“Well, my, you’ve got it all on today!” says a New York passerby to John Hurt in character as gay icon Quentin Crisp in the 1975 TV biopic The Naked Civil Servant (“the role that changed my life,” says Hurt). The sartorial sentiment rings just as true today in London, in the bohemian Georgian townhouse on Dean Street occupied by Blacks Club, where the British actor is being photographed.
“As far as Quentin was concerned, he had to be a peacock; that was important to him – and his crusade,” says Hurt. Is he a peacock? “Oh definitely. When I see some of the things I used to wear – say for the premiere of 10 Rillington Place, a crumpled velvet YSL round tunic top and flared trousers – I’ve been fairly outrageous.”
Dressing for premieres will be a recurring theme for Hurt throughout 2016, when he has four films coming out including Damascus Cover, a spy thriller set in Syria and The Journey, the fictional account of a real car journey shared by Democratic Unionist Party leader Ian Paisley and Sinn Féin politician Martin McGuinness.
Shooting started for The Journey in October last year, around the time Hurt received news he was in remission for pancreatic cancer. He had been diagnosed five months earlier, while filming TV series The Last Panthers with Samantha Morton, and continued to work throughout treatment. “Everybody I have known that has been diagnosed with pancreatic cancer has died. But I knew I wasn’t going to. And while I had to turn down certain things, I did keep working. My spirits never went down.” Now, he says, he’s never felt better, and the energy he brings to today’s fashion shoot belies his 76 years. “I can’t work as much as I did, but there’s no need to retire. I just do a project if I want to, and think I’ll do it well.”
Today, his enthusiasm and curiosity is almost tangible. “Isn’t this the label Tilda [Swinton] loves?” (he asks of the Haider Ackermann trousers and jacket). “My son might think I look like mutton dressed as lamb, but only because he’d want to steal the outfit.” When Hurt encounters an unfamiliar designer name, he rolls it around his tongue playfully. “What’s nice is to see people tickling the imagination and saying, ‘Let’s go a bit further than what we’ve already got.’ Men are always complaining, me among them, that there’s the same tedious jeans, sweaters and shirts. But here are people saying: there’s something else.” He lifts his hand and with an elegant flick of the wrist, says: “Hey look: fabulous.”
His own style is hard to define, but his constants are fine fabrics and idiosyncratic designs, he says. This began at eight years old; when most boys don’t want to be different, he “adored” that he had a grey corduroy suit while everyone else had flannel. At Rada in 1961, he talks of buying a pair of elastic-sided Cuban-heeled boots in theatrical footwear shop Anello & Davide – “presumably for Spanish dancers” – to wear as everyday shoes. At the time, he and his flatmate, actor Ian McShane, seemed the only men wearing them in London.
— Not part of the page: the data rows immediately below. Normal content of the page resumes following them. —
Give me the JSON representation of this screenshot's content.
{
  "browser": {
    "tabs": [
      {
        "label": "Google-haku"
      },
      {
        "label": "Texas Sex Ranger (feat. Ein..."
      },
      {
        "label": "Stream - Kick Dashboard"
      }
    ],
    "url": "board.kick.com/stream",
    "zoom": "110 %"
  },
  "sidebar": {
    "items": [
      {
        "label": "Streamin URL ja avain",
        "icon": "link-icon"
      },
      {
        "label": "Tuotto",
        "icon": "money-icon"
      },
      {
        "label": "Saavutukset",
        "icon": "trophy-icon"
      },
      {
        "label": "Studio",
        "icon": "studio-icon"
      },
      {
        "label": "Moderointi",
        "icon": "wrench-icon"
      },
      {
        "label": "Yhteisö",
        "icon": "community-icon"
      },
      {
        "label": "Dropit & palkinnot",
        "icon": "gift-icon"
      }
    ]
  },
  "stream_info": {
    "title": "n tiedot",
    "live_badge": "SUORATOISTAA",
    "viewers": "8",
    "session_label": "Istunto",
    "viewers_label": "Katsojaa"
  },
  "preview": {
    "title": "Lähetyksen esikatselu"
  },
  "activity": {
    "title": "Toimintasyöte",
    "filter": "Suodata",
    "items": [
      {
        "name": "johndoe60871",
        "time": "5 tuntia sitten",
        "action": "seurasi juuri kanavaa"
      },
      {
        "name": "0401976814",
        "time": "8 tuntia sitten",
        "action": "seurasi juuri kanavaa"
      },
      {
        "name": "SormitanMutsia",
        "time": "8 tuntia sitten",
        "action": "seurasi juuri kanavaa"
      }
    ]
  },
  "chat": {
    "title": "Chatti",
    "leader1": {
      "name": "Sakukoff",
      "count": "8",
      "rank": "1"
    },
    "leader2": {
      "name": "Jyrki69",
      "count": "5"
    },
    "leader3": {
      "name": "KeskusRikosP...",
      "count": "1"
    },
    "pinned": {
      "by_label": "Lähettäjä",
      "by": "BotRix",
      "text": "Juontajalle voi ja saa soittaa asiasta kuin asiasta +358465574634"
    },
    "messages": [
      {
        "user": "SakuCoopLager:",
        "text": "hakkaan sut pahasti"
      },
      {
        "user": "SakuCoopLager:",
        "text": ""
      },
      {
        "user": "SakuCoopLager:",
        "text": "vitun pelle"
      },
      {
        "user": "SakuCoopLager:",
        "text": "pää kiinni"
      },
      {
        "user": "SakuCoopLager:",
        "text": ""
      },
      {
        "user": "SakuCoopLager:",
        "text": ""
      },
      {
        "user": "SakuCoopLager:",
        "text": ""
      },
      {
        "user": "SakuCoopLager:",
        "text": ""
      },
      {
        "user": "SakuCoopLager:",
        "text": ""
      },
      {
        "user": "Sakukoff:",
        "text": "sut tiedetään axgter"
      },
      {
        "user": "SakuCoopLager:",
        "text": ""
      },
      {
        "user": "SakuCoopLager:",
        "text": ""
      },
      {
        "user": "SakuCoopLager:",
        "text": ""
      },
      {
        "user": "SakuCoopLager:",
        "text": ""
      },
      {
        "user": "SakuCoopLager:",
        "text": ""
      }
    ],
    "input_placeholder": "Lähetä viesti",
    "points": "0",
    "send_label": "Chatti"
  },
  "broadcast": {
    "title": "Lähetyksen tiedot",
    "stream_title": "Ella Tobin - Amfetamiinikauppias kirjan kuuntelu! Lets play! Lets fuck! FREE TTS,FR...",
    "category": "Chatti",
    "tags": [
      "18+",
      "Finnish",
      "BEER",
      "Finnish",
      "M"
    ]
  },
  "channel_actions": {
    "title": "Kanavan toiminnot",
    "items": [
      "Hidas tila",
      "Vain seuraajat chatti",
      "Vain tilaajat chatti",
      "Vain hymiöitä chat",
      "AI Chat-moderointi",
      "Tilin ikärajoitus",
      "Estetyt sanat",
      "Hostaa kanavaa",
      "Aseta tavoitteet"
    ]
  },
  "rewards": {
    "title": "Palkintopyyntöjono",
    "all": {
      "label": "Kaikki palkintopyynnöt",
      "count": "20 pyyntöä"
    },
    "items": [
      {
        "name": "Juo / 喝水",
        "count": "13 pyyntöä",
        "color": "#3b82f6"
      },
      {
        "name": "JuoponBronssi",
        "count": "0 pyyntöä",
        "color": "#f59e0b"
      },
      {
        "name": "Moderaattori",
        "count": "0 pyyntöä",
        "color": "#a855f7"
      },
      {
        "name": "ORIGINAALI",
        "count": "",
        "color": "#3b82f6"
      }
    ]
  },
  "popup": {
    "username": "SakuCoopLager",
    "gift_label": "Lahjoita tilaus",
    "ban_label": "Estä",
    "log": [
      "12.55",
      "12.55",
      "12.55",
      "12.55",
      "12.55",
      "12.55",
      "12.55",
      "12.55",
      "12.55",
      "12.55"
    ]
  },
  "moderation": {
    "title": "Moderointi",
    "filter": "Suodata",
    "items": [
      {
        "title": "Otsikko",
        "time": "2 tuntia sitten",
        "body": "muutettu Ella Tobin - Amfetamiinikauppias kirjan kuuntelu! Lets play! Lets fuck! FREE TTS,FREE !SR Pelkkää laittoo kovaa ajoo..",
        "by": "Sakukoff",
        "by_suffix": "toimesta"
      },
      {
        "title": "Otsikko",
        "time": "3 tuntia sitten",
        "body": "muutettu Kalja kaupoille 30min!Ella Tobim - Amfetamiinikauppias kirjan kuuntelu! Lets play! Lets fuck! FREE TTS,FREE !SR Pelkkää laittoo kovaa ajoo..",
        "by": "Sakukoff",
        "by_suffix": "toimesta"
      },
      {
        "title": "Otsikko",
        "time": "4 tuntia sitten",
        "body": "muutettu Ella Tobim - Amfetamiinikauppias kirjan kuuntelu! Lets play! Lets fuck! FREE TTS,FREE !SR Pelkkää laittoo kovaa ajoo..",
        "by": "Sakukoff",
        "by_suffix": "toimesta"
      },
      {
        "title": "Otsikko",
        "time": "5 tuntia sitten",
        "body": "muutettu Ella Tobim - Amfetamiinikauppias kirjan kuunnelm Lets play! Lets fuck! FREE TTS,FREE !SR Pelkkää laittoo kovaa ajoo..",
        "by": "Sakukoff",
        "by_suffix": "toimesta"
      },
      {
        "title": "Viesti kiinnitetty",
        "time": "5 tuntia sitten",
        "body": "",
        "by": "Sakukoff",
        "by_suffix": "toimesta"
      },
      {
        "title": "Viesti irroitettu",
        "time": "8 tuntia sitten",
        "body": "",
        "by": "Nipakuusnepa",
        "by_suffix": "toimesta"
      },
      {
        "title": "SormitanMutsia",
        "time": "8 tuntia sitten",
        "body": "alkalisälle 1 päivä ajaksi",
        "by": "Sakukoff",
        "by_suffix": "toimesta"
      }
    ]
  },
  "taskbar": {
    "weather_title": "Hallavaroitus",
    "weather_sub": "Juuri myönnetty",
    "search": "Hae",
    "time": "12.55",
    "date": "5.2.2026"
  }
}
Two years later, they were worn by The Beatles – then everyone.
Now, Hurt loves vintage-inspired high-rise trousers with braces buttons, made to order at Old Town, in Norfolk: “They use such wonderful, old, rare fabrics, one of which they get from a steam-powered mill.” His distinctive Lindberg glasses are also retro in feel. “You don’t have to make them [frames] insignificant – they can be part of your whole presentation.” And hats are a cornerstone: “It’s always the occasion to wear one, if you’re going out” – from Irish caps like those he wore in 1990 drama The Field to brimmed (“not too wide as I have a small face”) or straw hats from Lock & Co.
For a major awards ceremony, Hurt chooses Ozwald Boateng, or “something more Dickensian – a barathea frock coat with a bow tie”. He wore a three-piece Sienna linen suit made by tailor John Pearse to receive his knighthood in 2015. It was originally made for his character in Heroes, the Gérald Sibleyras play translated by Sir Tom Stoppard, in which Hurt performed in 2005.
“You’ve got to be careful with style, how you describe it,” he concludes. “So much comes from things you observe, that lodge in your mind – what you see in somebody else and want to reproduce in yourself. Style is longing… longing to be something or someone else.”